Pig heart
Factfile on the world's first transplant of a pig heart into a human. AFP / John SAEKI

The second living person in the world to receive a genetically modified pig heart has died 40 days after the experimental surgery. The man, identified as 58-year-old Lawrence Faucette, underwent the surgery on September 20 earlier this year. He passed away on Monday.

The procedure was carried out by the surgeons at the University of Maryland Medical School after they were given a special dispensation by the US medical regulator, per CNN.

According to doctors, the heart seemed healthy for the first month, but it eventually began to show signs of rejection. Faucette, who was ineligible for a human transplant, had said: "My only real hope left is to go with the pig heart, the xenotransplant."

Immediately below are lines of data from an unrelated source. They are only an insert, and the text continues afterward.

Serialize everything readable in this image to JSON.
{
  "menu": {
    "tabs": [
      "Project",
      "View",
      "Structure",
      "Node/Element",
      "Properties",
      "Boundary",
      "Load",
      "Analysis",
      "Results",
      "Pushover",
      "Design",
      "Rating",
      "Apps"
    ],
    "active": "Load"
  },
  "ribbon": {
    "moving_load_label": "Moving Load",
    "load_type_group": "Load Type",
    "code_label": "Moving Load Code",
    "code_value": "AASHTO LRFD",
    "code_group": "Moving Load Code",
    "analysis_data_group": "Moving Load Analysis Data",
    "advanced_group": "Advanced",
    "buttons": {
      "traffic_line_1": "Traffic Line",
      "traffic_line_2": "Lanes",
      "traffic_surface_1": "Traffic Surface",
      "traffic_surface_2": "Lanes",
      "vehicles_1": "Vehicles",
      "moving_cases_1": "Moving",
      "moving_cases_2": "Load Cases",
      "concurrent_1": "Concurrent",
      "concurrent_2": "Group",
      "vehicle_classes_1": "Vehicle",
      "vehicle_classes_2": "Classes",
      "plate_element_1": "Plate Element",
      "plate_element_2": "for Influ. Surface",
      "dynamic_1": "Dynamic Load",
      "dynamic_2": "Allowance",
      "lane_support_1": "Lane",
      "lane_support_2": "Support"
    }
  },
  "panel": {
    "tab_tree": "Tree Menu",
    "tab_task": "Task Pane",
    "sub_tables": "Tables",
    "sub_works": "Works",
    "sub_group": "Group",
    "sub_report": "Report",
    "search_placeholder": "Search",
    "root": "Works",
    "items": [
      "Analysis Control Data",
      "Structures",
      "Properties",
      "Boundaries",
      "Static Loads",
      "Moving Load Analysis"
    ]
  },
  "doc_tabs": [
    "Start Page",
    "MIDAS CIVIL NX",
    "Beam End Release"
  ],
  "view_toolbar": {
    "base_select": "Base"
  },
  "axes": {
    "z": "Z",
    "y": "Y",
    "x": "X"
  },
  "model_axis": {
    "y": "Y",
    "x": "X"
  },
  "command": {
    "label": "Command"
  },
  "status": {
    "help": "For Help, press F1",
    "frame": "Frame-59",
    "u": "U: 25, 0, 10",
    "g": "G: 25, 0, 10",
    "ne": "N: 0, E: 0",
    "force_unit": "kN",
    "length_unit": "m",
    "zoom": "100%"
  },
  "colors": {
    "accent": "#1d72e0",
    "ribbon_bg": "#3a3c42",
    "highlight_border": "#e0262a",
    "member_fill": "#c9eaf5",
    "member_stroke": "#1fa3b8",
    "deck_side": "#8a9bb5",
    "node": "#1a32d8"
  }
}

A statement released by the hospital read: "Mr. Faucette had made significant progress after his surgery, engaging in physical therapy, spending time with family members, and playing cards with his wife, Ann.

"In recent days, his heart began to show initial signs of rejection --the most significant challenge with traditional transplants involving human organs as well. Despite the medical team's greatest efforts, Mr. Faucette ultimately succumbed on October 30," it added.

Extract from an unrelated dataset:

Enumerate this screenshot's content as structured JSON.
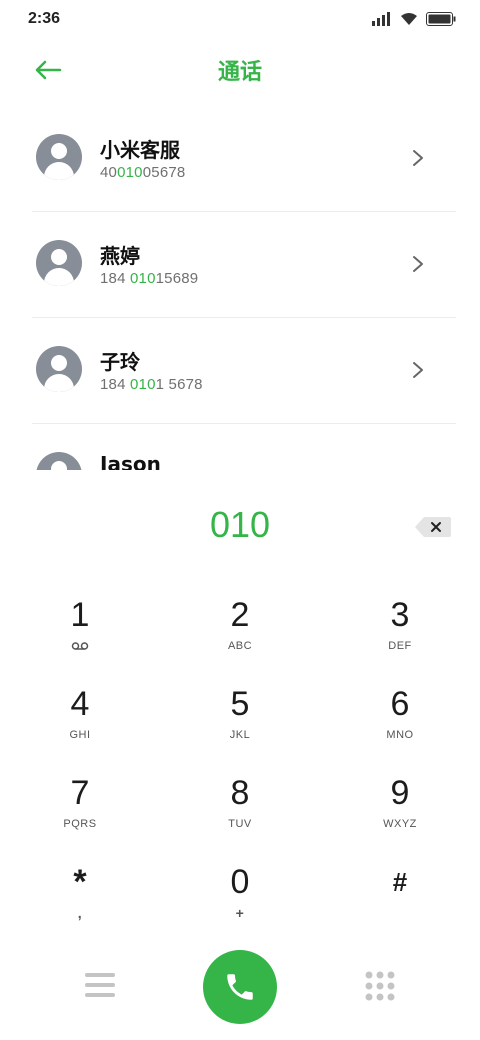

Faucette was a Navy veteran and retired lab technician at the National Institutes of Health. He was not eligible for a traditional heart transplant because of other health problems.

Similar surgeries have been unsuccessful in the past because the human body rapidly rejects animal organs and starts killing the organ within minutes.

Using pig heart valves on humans is already common, and their skin is grafted on human burn victims. Pigs make ideal donors because of their size, rapid growth, and large litter.

Last year, a 31-year-old woman who had been suffering from a congenital heart defect finally got her pig and cow heart valves replaced with human ones.

The pig valve had begun to fail within a few years. The pig valve was replaced with a cow's. Shortly after, the cow valve also failed, and Cairney had to be admitted to the emergency room of a local hospital last year. She was finally able to lead a normal life due to a donor's generosity.

The first person to receive a heart transplant from a genetically modified pig passed away two months after the surgery.

US-based David Bennett underwent the surgery on January 7 last year. This surgery was also carried out by the surgeons at the University of Maryland Medical School. The doctors had then said that Bennett had been able to spend time with his family after the surgery and even watched the Super Bowl, but his condition started deteriorating eventually.

"He proved to be a brave and noble patient who fought all the way to the end," said surgeon Bartley Griffith, who performed the transplant.

In David Bennett's case, the pig whose heart was used for the transplant had undergone gene editing. The genes responsible for organ rejection had been removed.

"We have gained invaluable insights learning that the genetically modified pig heart can function well within the human body while the immune system is adequately suppressed," Muhammad Mohiuddin, director of the university's cardiac xenotransplantation program, had said then. "We remain optimistic and plan on continuing our work in future clinical trials."

Earlier this year, a team of German scientists found a way to develop the first-ever 0.5-millimetre-sized heart in a petri dish.

The breakthrough discovery will pave the way for future research on the developments of the human heart. These new insights may also lead to discoveries of why fetal hearts have the capability to repair themselves while adult human hearts generally cannot.

This knowledge could also aid in research pertaining to new treatments for heart attacks and other types of conditions, as well as investigations on the different illnesses of individual patients.